◆ **Work order**
Carry over every entry exactly as written, though not the pictures it contains.

Dataset rows describing interfaces:
/---

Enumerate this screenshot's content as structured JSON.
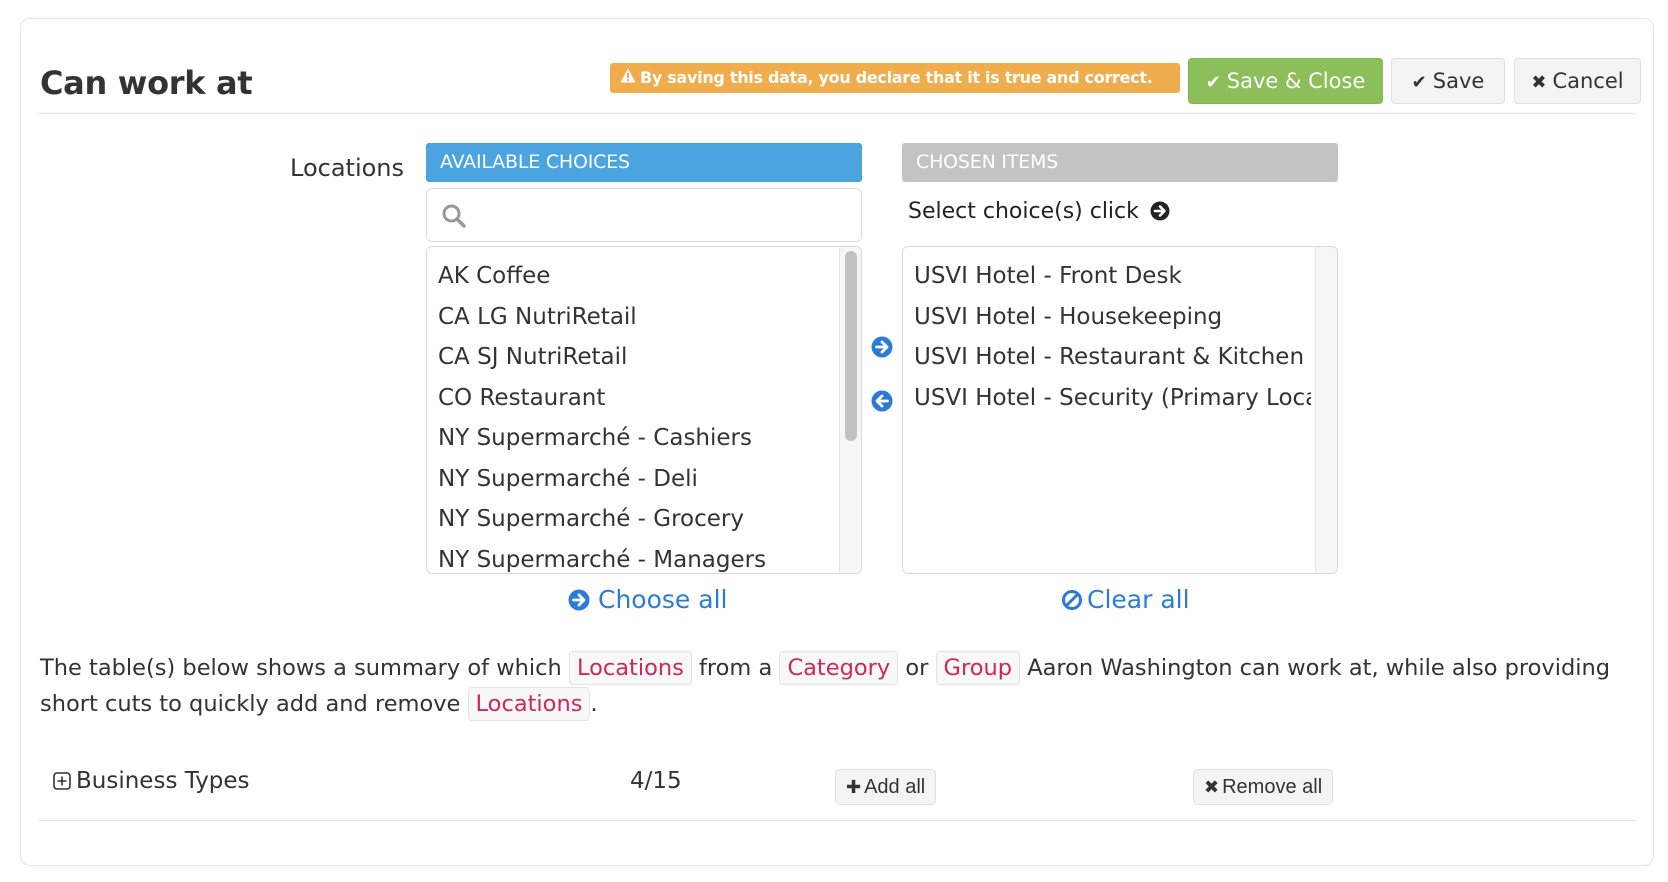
{
  "header": {
    "title": "Can work at",
    "warning": {
      "icon": "warning-triangle-icon",
      "text": "By saving this data, you declare that it is true and correct.",
      "color": "#f0ad4e"
    },
    "buttons": {
      "save_close": {
        "icon": "check-icon",
        "label": "Save & Close",
        "color": "#8cbf5a"
      },
      "save": {
        "icon": "check-icon",
        "label": "Save"
      },
      "cancel": {
        "icon": "times-icon",
        "label": "Cancel"
      }
    }
  },
  "locations": {
    "label": "Locations",
    "available": {
      "header": "AVAILABLE CHOICES",
      "header_color": "#4ba3e0",
      "search_placeholder": "",
      "search_value": "",
      "items": [
        "AK Coffee",
        "CA LG NutriRetail",
        "CA SJ NutriRetail",
        "CO Restaurant",
        "NY Supermarché - Cashiers",
        "NY Supermarché - Deli",
        "NY Supermarché - Grocery",
        "NY Supermarché - Managers"
      ]
    },
    "chosen": {
      "header": "CHOSEN ITEMS",
      "header_color": "#c3c3c3",
      "hint": "Select choice(s) click",
      "items": [
        "USVI Hotel - Front Desk",
        "USVI Hotel - Housekeeping",
        "USVI Hotel - Restaurant & Kitchen",
        "USVI Hotel - Security (Primary Location)"
      ]
    },
    "choose_all": "Choose all",
    "clear_all": "Clear all",
    "link_color": "#2e7bd6"
  },
  "summary": {
    "part1": "The table(s) below shows a summary of which ",
    "tag_locations": "Locations",
    "part2": " from a ",
    "tag_category": "Category",
    "part3": " or ",
    "tag_group": "Group",
    "part4": " Aaron Washington can work at, while also providing short cuts to quickly add and remove ",
    "tag_locations2": "Locations",
    "part5": ".",
    "tag_color": "#d0275a"
  },
  "table": {
    "rows": [
      {
        "label": "Business Types",
        "count": "4/15",
        "add_label": "Add all",
        "remove_label": "Remove all"
      }
    ]
  }
}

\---

◆ **Response below**
Enumerate this screenshot's content as structured JSON.
{
  "header": {
    "title": "Can work at",
    "warning": {
      "icon": "warning-triangle-icon",
      "text": "By saving this data, you declare that it is true and correct.",
      "color": "#f0ad4e"
    },
    "buttons": {
      "save_close": {
        "icon": "check-icon",
        "label": "Save & Close",
        "color": "#8cbf5a"
      },
      "save": {
        "icon": "check-icon",
        "label": "Save"
      },
      "cancel": {
        "icon": "times-icon",
        "label": "Cancel"
      }
    }
  },
  "locations": {
    "label": "Locations",
    "available": {
      "header": "AVAILABLE CHOICES",
      "header_color": "#4ba3e0",
      "search_placeholder": "",
      "search_value": "",
      "items": [
        "AK Coffee",
        "CA LG NutriRetail",
        "CA SJ NutriRetail",
        "CO Restaurant",
        "NY Supermarché - Cashiers",
        "NY Supermarché - Deli",
        "NY Supermarché - Grocery",
        "NY Supermarché - Managers"
      ]
    },
    "chosen": {
      "header": "CHOSEN ITEMS",
      "header_color": "#c3c3c3",
      "hint": "Select choice(s) click",
      "items": [
        "USVI Hotel - Front Desk",
        "USVI Hotel - Housekeeping",
        "USVI Hotel - Restaurant & Kitchen",
        "USVI Hotel - Security (Primary Location)"
      ]
    },
    "choose_all": "Choose all",
    "clear_all": "Clear all",
    "link_color": "#2e7bd6"
  },
  "summary": {
    "part1": "The table(s) below shows a summary of which ",
    "tag_locations": "Locations",
    "part2": " from a ",
    "tag_category": "Category",
    "part3": " or ",
    "tag_group": "Group",
    "part4": " Aaron Washington can work at, while also providing short cuts to quickly add and remove ",
    "tag_locations2": "Locations",
    "part5": ".",
    "tag_color": "#d0275a"
  },
  "table": {
    "rows": [
      {
        "label": "Business Types",
        "count": "4/15",
        "add_label": "Add all",
        "remove_label": "Remove all"
      }
    ]
  }
}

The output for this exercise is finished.